Game of the Week: San Antonio Spurs at Los Angeles Clippers
We are past the All-Star break, which to me is the spiritual midpoint of the season. With the trade deadline approaching, teams have to decide whether they’re in position to make a run or whether to pack it in for the rest of the season.
The two teams playing in the late game Thursday are in the former category. The Spurs are the winningest team in the league, but the Clippers have had the upper hand each time they’ve played.
Tony Parker is the engine of the San Antonio offense. He assists on 40%, and shoots on 28% of the Spurs’ possessions when he’s on the floor. And he’s doing both very well. His TS% and AST% would represent career highs if the season ended today. His improvement in shooting has been drastic, especially from three. He’s shooting 39%, a mark he hasn’t reached since the 2006-07 season, and he’s taking twice as many threes as he did in that campaign. As usual, he’s been one of the most frequent foul shooters in the league. If it weren’t for the man playing across from him Thursday, Parker would have a good claim to the title of best point guard in the league.
Eric Bledsoe is a solid backup and is rightfully the subject of a lot of trade interest, but there’s no replacing Chris Paul, who joins Tony Parker in the ‘Nutmeg Chris Bosh on an Immense National Stage’ club. The Clippers are wondering whether Paul will leave in free agency this summer. You can see why they’re anxious. While he is just as efficient, Paul doesn’t shoulder as much of a scoring burden as Parker.
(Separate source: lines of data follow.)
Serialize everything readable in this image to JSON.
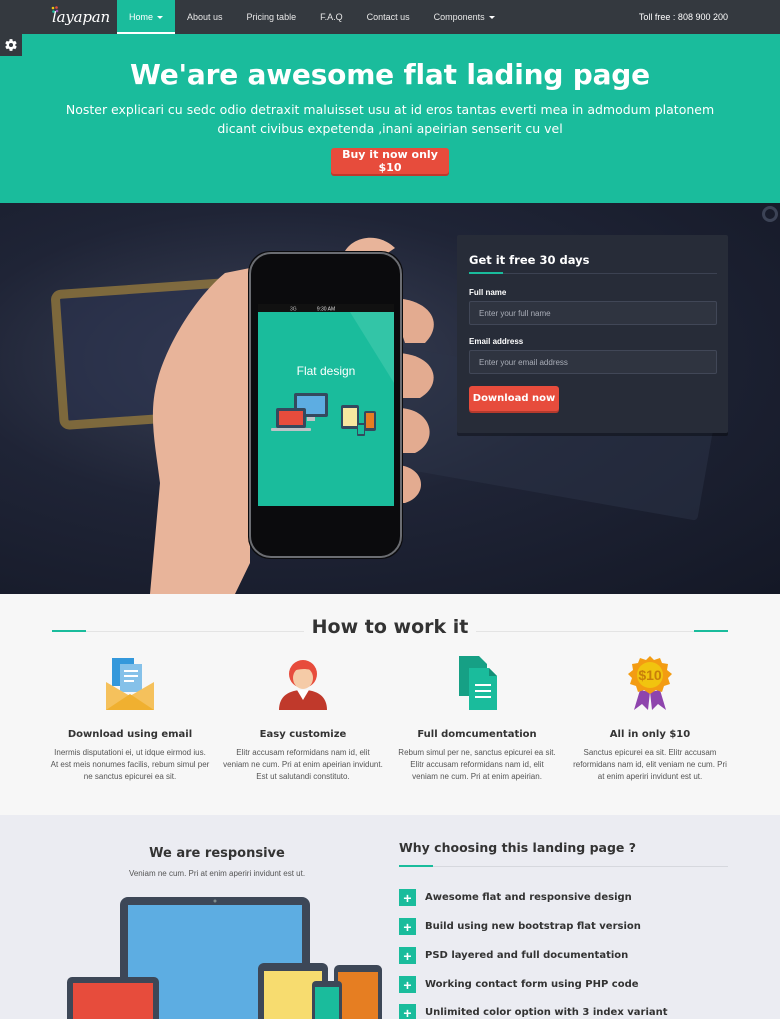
{
  "nav": {
    "logo": "layapan",
    "items": [
      {
        "label": "Home",
        "active": true,
        "dropdown": true
      },
      {
        "label": "About us",
        "active": false,
        "dropdown": false
      },
      {
        "label": "Pricing table",
        "active": false,
        "dropdown": false
      },
      {
        "label": "F.A.Q",
        "active": false,
        "dropdown": false
      },
      {
        "label": "Contact us",
        "active": false,
        "dropdown": false
      },
      {
        "label": "Components",
        "active": false,
        "dropdown": true
      }
    ],
    "toll_free": "Toll free : 808 900 200"
  },
  "hero": {
    "title": "We'are awesome flat lading page",
    "subtitle": "Noster explicari cu sedc odio detraxit maluisset usu at id eros tantas everti mea in admodum platonem dicant civibus expetenda ,inani apeirian senserit cu vel",
    "button": "Buy it now only $10"
  },
  "phone": {
    "status_signal": "3G",
    "status_time": "9:30 AM",
    "screen_text": "Flat design"
  },
  "signup": {
    "title": "Get it free 30 days",
    "full_name_label": "Full name",
    "full_name_placeholder": "Enter your full name",
    "email_label": "Email address",
    "email_placeholder": "Enter your email address",
    "button": "Download now"
  },
  "how": {
    "title": "How to work it",
    "features": [
      {
        "icon": "envelope-documents-icon",
        "title": "Download using email",
        "text": "Inermis disputationi ei, ut idque eirmod ius. At est meis nonumes facilis, rebum simul per ne sanctus epicurei ea sit."
      },
      {
        "icon": "user-avatar-icon",
        "title": "Easy customize",
        "text": "Elitr accusam reformidans nam id, elit veniam ne cum. Pri at enim apeirian invidunt. Est ut salutandi constituto."
      },
      {
        "icon": "documents-icon",
        "title": "Full domcumentation",
        "text": "Rebum simul per ne, sanctus epicurei ea sit. Elitr accusam reformidans nam id, elit veniam ne cum. Pri at enim apeirian."
      },
      {
        "icon": "price-badge-icon",
        "badge_text": "$10",
        "title": "All in only $10",
        "text": "Sanctus epicurei ea sit. Elitr accusam reformidans nam id, elit veniam ne cum. Pri at enim aperiri invidunt est ut."
      }
    ]
  },
  "responsive": {
    "title": "We are responsive",
    "subtitle": "Veniam ne cum. Pri at enim aperiri invidunt est ut."
  },
  "why": {
    "title": "Why choosing this landing page ?",
    "items": [
      "Awesome flat and responsive design",
      "Build using new bootstrap flat version",
      "PSD layered and full documentation",
      "Working contact form using PHP code",
      "Unlimited color option with 3 index variant"
    ]
  },
  "colors": {
    "accent": "#1abc9c",
    "button_red": "#e74c3c",
    "nav_bg": "#34393f"
  }
}
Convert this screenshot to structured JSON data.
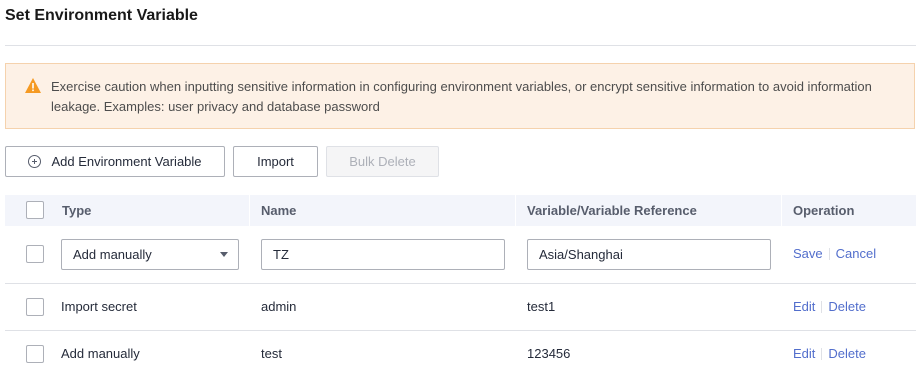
{
  "page": {
    "title": "Set Environment Variable"
  },
  "alert": {
    "icon": "warning-icon",
    "color": "#f59a23",
    "message": "Exercise caution when inputting sensitive information in configuring environment variables, or encrypt sensitive information to avoid information leakage. Examples: user privacy and database password"
  },
  "toolbar": {
    "add_label": "Add Environment Variable",
    "import_label": "Import",
    "bulk_delete_label": "Bulk Delete"
  },
  "table": {
    "headers": {
      "type": "Type",
      "name": "Name",
      "value": "Variable/Variable Reference",
      "operation": "Operation"
    },
    "edit_row": {
      "type": "Add manually",
      "name": "TZ",
      "value": "Asia/Shanghai",
      "save": "Save",
      "cancel": "Cancel"
    },
    "rows": [
      {
        "type": "Import secret",
        "name": "admin",
        "value": "test1",
        "edit": "Edit",
        "delete": "Delete"
      },
      {
        "type": "Add manually",
        "name": "test",
        "value": "123456",
        "edit": "Edit",
        "delete": "Delete"
      }
    ]
  },
  "colors": {
    "link": "#526ecc",
    "alert_bg": "#fdf1e6"
  }
}
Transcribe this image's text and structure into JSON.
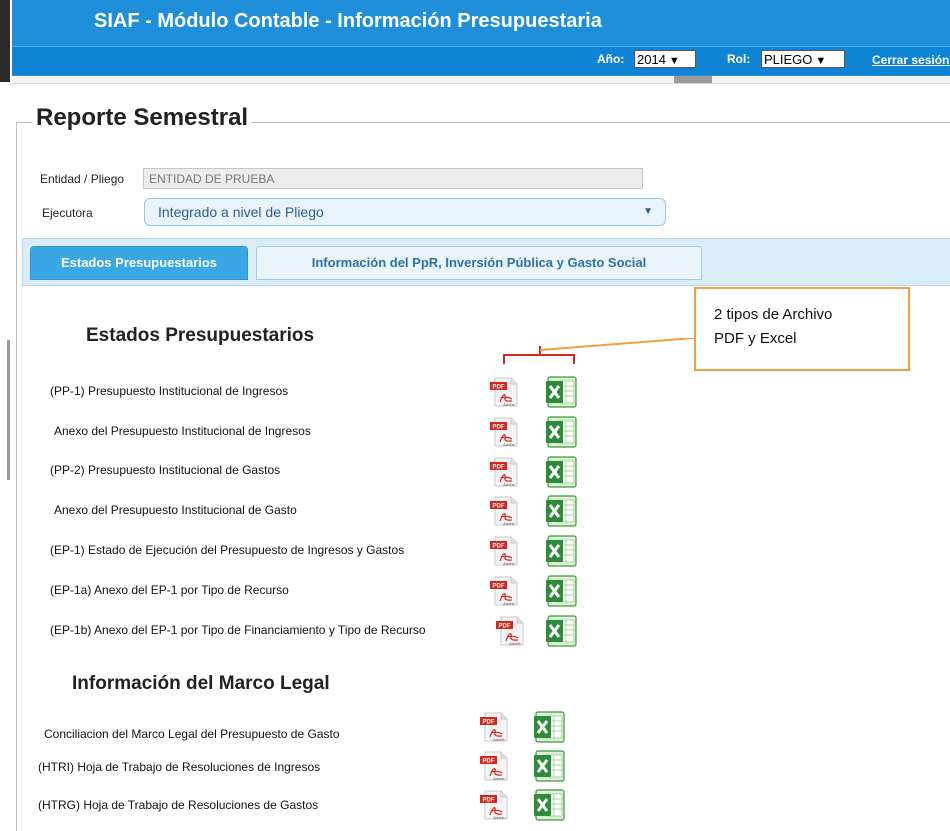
{
  "header": {
    "title": "SIAF - Módulo Contable - Información Presupuestaria",
    "year_label": "Año:",
    "year_value": "2014",
    "role_label": "Rol:",
    "role_value": "PLIEGO",
    "logout_label": "Cerrar sesión"
  },
  "form": {
    "legend": "Reporte Semestral",
    "entidad_label": "Entidad / Pliego",
    "entidad_value": "ENTIDAD DE PRUEBA",
    "ejecutora_label": "Ejecutora",
    "ejecutora_value": "Integrado a nivel de Pliego"
  },
  "tabs": [
    {
      "label": "Estados Presupuestarios",
      "active": true
    },
    {
      "label": "Información del PpR, Inversión Pública y Gasto Social",
      "active": false
    }
  ],
  "estados": {
    "title": "Estados Presupuestarios",
    "items": [
      "(PP-1) Presupuesto Institucional de Ingresos",
      "Anexo del Presupuesto Institucional de Ingresos",
      "(PP-2) Presupuesto Institucional de Gastos",
      "Anexo del Presupuesto Institucional de Gasto",
      "(EP-1) Estado de Ejecución del Presupuesto de Ingresos y Gastos",
      "(EP-1a) Anexo del EP-1 por Tipo de Recurso",
      "(EP-1b) Anexo del EP-1 por Tipo de Financiamiento y Tipo de Recurso"
    ]
  },
  "marco": {
    "title": "Información del Marco Legal",
    "items": [
      "Conciliacion del Marco Legal del Presupuesto de Gasto",
      "(HTRI) Hoja de Trabajo de Resoluciones de Ingresos",
      "(HTRG) Hoja de Trabajo de Resoluciones de Gastos"
    ]
  },
  "callout": {
    "line1": "2 tipos de Archivo",
    "line2": "PDF y Excel"
  },
  "icons": {
    "pdf": "pdf-file-icon",
    "excel": "excel-file-icon"
  },
  "colors": {
    "header_bg": "#1e8fd8",
    "tab_active": "#39a7e6",
    "callout_border": "#f0a040",
    "bracket": "#d9261c",
    "excel_green": "#3c9a3c",
    "pdf_red": "#d9261c"
  }
}
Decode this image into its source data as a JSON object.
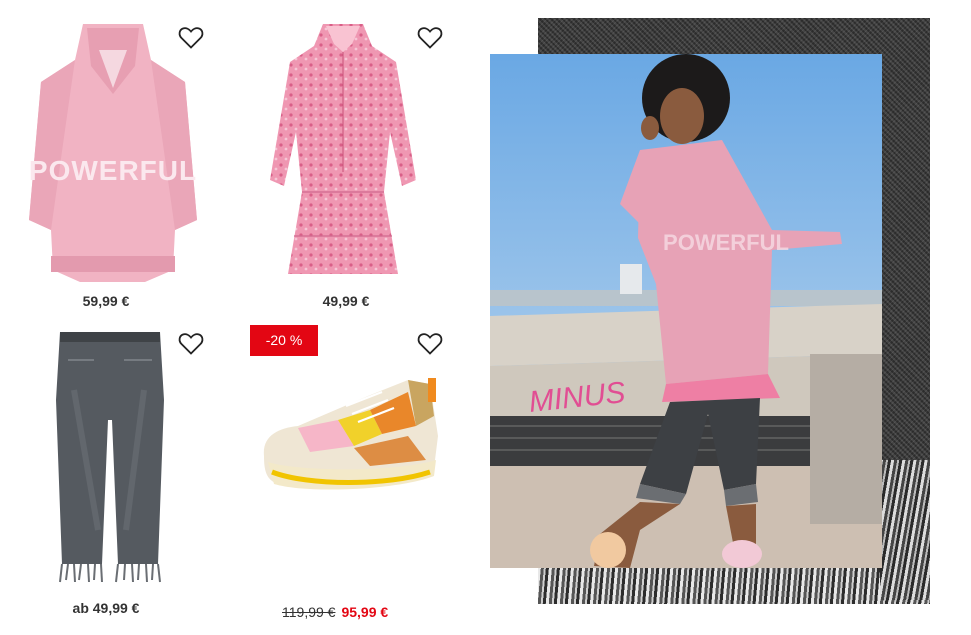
{
  "products": [
    {
      "name": "Strickpullover POWERFUL",
      "price": "59,99 €"
    },
    {
      "name": "Kleid mit Leoprint",
      "price": "49,99 €"
    },
    {
      "name": "Jeans mit Fransen",
      "price": "ab 49,99 €"
    },
    {
      "name": "Sneaker",
      "badge": "-20 %",
      "price_old": "119,99 €",
      "price_new": "95,99 €"
    }
  ],
  "colors": {
    "sale_red": "#e30613",
    "text": "#333333",
    "sweater_pink": "#f1b3c3",
    "dress_pink": "#ec8aa8"
  },
  "icons": {
    "wishlist": "heart-outline-icon"
  }
}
But he is a more prolific distributor and a much more dependable defender. DeAndre Jordan is fine, but Paul doesn’t have Tim Duncan mopping up his mistakes. He’s the unquestioned best passer in the league with Rajon Rondo out and has the highest steal % in the league—talk about good hands. Only historically great seasons by LeBron James and Kevin Durant are keeping Paul from being a front runner in the MVP discussion.
What to Watch For
The Spurs have been one of the best defensive teams in the league. There’s no single reason for their success—they do a lot of things well. First, they don’t foul. Second, they contest every shot, especially behind the arc. Teams shoot just 33% from three against the Spurs. They also finish defensive possessions, posting one of the best defensive rebounding rates in the league. Tim Duncan deserves a great deal of the credit. Incredibly for a 36-year-old man who has played 1,345 games, he is posting career highes in DRB% and BLK%. We tend to think of Tim Duncan as a living statue, but he’s still very much alive, and he’s anchoring one of the best defenses in the league.
Chris Paul is a surgeon with the ball, and he and his team happen to be very good at getting him plenty of possessions to play with. Paul and Eric Bledsoe are the very best in the league at forcing turnovers, and they helm a league-leading larceny effort in Los Angeles. Getting Chauncey Billups back only makes them more dangerous. Tony Parker takes pretty good care of the ball, but he’s running the gauntlet against the Clippers.
Why Else to Watch
The All Star game is fun and all, but it’s nice to return to real basketball that matters.
How to Watch
TNT, Thursday, 10:30 p.m. eastern
League Pass Bonus Game
New York Knicks at Indiana Pacers, Wednesday, 7 p.m. eastern. The East is wide open behind Miami. All these games will matter.